_Directions:_ Return all the data, word for word.

*** Supplied entries ***

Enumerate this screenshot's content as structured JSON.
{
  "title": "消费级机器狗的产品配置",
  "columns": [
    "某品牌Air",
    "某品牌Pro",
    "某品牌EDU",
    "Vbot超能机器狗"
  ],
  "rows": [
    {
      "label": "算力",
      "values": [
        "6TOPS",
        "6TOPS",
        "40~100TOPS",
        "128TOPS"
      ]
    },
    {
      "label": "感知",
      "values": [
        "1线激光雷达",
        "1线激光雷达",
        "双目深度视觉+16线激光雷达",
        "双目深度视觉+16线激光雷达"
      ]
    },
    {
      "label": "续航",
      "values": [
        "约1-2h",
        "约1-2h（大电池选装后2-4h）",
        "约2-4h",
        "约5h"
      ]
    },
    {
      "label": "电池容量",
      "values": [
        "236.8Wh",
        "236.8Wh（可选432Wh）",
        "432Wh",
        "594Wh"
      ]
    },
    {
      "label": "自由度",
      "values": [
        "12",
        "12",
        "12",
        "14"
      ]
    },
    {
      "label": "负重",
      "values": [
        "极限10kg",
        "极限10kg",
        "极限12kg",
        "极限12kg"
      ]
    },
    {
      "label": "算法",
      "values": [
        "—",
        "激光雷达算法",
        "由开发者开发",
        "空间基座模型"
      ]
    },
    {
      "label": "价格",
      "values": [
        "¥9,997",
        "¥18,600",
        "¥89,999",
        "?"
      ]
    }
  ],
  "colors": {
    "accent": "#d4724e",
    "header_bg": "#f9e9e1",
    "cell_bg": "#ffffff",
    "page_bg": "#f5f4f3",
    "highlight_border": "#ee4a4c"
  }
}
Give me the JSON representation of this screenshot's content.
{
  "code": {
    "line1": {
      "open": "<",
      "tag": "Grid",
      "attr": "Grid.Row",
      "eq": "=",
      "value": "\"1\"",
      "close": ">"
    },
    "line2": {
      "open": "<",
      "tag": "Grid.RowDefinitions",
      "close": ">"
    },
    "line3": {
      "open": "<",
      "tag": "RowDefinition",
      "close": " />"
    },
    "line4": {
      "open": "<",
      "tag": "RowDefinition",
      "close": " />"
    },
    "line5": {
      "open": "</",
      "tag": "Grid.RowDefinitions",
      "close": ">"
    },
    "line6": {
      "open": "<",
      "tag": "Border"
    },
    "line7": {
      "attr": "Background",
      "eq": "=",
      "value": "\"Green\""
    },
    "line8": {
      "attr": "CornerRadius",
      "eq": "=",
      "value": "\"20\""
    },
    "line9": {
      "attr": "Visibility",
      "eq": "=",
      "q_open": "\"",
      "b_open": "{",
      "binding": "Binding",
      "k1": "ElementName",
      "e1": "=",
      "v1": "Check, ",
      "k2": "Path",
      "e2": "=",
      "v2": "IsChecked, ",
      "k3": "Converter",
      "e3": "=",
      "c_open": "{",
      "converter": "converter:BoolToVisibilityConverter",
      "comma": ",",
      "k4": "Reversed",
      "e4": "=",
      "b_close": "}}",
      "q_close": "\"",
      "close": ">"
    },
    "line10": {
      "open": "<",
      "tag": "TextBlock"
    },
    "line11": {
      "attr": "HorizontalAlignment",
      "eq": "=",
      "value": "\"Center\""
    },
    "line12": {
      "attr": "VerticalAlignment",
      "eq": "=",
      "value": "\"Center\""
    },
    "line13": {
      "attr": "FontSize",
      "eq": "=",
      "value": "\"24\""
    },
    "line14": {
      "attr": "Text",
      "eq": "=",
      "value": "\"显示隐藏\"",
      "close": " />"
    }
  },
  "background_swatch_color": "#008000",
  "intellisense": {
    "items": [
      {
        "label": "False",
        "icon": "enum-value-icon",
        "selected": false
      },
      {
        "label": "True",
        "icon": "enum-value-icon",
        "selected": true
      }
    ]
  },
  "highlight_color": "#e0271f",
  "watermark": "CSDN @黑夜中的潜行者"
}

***

_Answer area:_
Enumerate this screenshot's content as structured JSON.
{
  "title": "消费级机器狗的产品配置",
  "columns": [
    "某品牌Air",
    "某品牌Pro",
    "某品牌EDU",
    "Vbot超能机器狗"
  ],
  "rows": [
    {
      "label": "算力",
      "values": [
        "6TOPS",
        "6TOPS",
        "40~100TOPS",
        "128TOPS"
      ]
    },
    {
      "label": "感知",
      "values": [
        "1线激光雷达",
        "1线激光雷达",
        "双目深度视觉+16线激光雷达",
        "双目深度视觉+16线激光雷达"
      ]
    },
    {
      "label": "续航",
      "values": [
        "约1-2h",
        "约1-2h（大电池选装后2-4h）",
        "约2-4h",
        "约5h"
      ]
    },
    {
      "label": "电池容量",
      "values": [
        "236.8Wh",
        "236.8Wh（可选432Wh）",
        "432Wh",
        "594Wh"
      ]
    },
    {
      "label": "自由度",
      "values": [
        "12",
        "12",
        "12",
        "14"
      ]
    },
    {
      "label": "负重",
      "values": [
        "极限10kg",
        "极限10kg",
        "极限12kg",
        "极限12kg"
      ]
    },
    {
      "label": "算法",
      "values": [
        "—",
        "激光雷达算法",
        "由开发者开发",
        "空间基座模型"
      ]
    },
    {
      "label": "价格",
      "values": [
        "¥9,997",
        "¥18,600",
        "¥89,999",
        "?"
      ]
    }
  ],
  "colors": {
    "accent": "#d4724e",
    "header_bg": "#f9e9e1",
    "cell_bg": "#ffffff",
    "page_bg": "#f5f4f3",
    "highlight_border": "#ee4a4c"
  }
}
Give me the JSON representation of this screenshot's content.
{
  "code": {
    "line1": {
      "open": "<",
      "tag": "Grid",
      "attr": "Grid.Row",
      "eq": "=",
      "value": "\"1\"",
      "close": ">"
    },
    "line2": {
      "open": "<",
      "tag": "Grid.RowDefinitions",
      "close": ">"
    },
    "line3": {
      "open": "<",
      "tag": "RowDefinition",
      "close": " />"
    },
    "line4": {
      "open": "<",
      "tag": "RowDefinition",
      "close": " />"
    },
    "line5": {
      "open": "</",
      "tag": "Grid.RowDefinitions",
      "close": ">"
    },
    "line6": {
      "open": "<",
      "tag": "Border"
    },
    "line7": {
      "attr": "Background",
      "eq": "=",
      "value": "\"Green\""
    },
    "line8": {
      "attr": "CornerRadius",
      "eq": "=",
      "value": "\"20\""
    },
    "line9": {
      "attr": "Visibility",
      "eq": "=",
      "q_open": "\"",
      "b_open": "{",
      "binding": "Binding",
      "k1": "ElementName",
      "e1": "=",
      "v1": "Check, ",
      "k2": "Path",
      "e2": "=",
      "v2": "IsChecked, ",
      "k3": "Converter",
      "e3": "=",
      "c_open": "{",
      "converter": "converter:BoolToVisibilityConverter",
      "comma": ",",
      "k4": "Reversed",
      "e4": "=",
      "b_close": "}}",
      "q_close": "\"",
      "close": ">"
    },
    "line10": {
      "open": "<",
      "tag": "TextBlock"
    },
    "line11": {
      "attr": "HorizontalAlignment",
      "eq": "=",
      "value": "\"Center\""
    },
    "line12": {
      "attr": "VerticalAlignment",
      "eq": "=",
      "value": "\"Center\""
    },
    "line13": {
      "attr": "FontSize",
      "eq": "=",
      "value": "\"24\""
    },
    "line14": {
      "attr": "Text",
      "eq": "=",
      "value": "\"显示隐藏\"",
      "close": " />"
    }
  },
  "background_swatch_color": "#008000",
  "intellisense": {
    "items": [
      {
        "label": "False",
        "icon": "enum-value-icon",
        "selected": false
      },
      {
        "label": "True",
        "icon": "enum-value-icon",
        "selected": true
      }
    ]
  },
  "highlight_color": "#e0271f",
  "watermark": "CSDN @黑夜中的潜行者"
}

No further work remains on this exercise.